In 1957 Houston police attempted for three weeks to locate the chapter’s membership list. While the official charge was battery – the illegal solicitation of clients by attorneys – Adair believed the real purpose was to destroy the organization and its advocacy of civil rights. She testified for five hours in a three-week trial over the attempted seizure of NAACP records. Two years later, on appeal to the Supreme Court, Thurgood Marshall again won a decision for the organization. Adair never admitted having membership lists or having member’s names. In 1959 the chapter disbanded and she resigned as executive secretary, though she later helped rebuild the group’s rolls to 10,000 members.

Now that’s a hardcore sister. And she didn’t stop there. She was a lifelong leader in the Methodist Episcopal Church and a precinct judge for more than 25 years. She also helped to…

* desegregate Houston’s public buildings, city buses, and department stores
* win Blacks the right to serve on juries and be considered for county jobs
* convince newspapers to refer to blacks with the same courtesy titles used for 
* desegregate the Democratic Party in Texas
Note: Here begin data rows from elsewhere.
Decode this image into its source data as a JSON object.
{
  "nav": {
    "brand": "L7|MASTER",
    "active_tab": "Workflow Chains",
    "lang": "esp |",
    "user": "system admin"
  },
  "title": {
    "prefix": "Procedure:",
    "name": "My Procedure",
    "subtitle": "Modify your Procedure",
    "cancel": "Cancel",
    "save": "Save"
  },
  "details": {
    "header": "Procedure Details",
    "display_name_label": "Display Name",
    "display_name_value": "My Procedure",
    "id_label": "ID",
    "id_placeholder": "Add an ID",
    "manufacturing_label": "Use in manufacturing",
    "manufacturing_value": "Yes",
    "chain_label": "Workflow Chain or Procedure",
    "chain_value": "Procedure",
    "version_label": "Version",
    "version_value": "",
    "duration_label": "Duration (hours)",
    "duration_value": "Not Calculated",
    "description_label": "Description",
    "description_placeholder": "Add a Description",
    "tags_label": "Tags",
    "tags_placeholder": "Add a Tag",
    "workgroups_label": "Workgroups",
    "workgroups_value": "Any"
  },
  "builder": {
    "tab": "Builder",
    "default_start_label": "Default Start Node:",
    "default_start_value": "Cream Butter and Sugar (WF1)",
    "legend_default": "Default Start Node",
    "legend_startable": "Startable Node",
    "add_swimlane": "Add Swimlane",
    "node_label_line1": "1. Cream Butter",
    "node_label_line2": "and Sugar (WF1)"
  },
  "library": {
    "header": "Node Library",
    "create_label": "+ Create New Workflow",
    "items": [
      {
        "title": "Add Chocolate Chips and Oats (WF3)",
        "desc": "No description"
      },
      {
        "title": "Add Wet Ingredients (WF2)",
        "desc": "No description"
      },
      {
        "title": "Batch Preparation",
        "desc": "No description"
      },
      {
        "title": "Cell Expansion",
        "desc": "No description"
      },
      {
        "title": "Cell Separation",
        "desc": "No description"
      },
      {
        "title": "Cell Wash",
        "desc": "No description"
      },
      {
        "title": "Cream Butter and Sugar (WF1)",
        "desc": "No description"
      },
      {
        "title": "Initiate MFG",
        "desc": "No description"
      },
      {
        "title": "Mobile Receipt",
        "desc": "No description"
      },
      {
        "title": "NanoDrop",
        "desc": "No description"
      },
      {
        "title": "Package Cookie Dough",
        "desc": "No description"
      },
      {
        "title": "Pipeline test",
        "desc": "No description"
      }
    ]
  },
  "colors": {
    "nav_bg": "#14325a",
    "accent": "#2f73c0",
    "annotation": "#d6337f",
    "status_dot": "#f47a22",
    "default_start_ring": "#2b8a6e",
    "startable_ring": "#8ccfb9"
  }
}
Any one of her achievements is impressive. Taken together, they’re downright amazing. And folks noticed. Adair was recognized by many for her brave and principled activism. Zeta Phi Beta sorority named her Woman of the Year in 1952. In 1974 Houston NOW honored her for suffrage activism. In 1977 she was selected as one of four participants in the Black Women Oral History Project, sponsored by the Schlesinger Library at Radcliffe College. That same year the city of Houston named a park for her. And in 1984, she was named to the Texas Women’s Hall of Fame. Adair died just a few years later at the age of 96, on New Year’s Eve 1989, leaving behind her an indelible legacy of justice and equality.

Above bio from: NOW National Organization for Women
Photo and paragraph directly below photo from: 
‘The Face of Our Past: Images of Black Women from Colonial America to the Present’ edited by Kathleen Thompson and Hilary Mac Austin

WOW!!!  Such an important woman.  How had I not heard of her before?  Thank you, Omega!

segregation remembered in 1976

I really enjoyed reading this “old” time magazine article.  It’s from the year of my birth, so it’s not that old. Right?  In one of my latest youtube videos I interviewed a biracial woman from West Virginia and we spoke of how some southern whites say they are “proud to be white”, but we think they really mean that they are “proud to not be black”.  The Washington Redskins part of this article brought that conversation to mind.

Segregation Remembered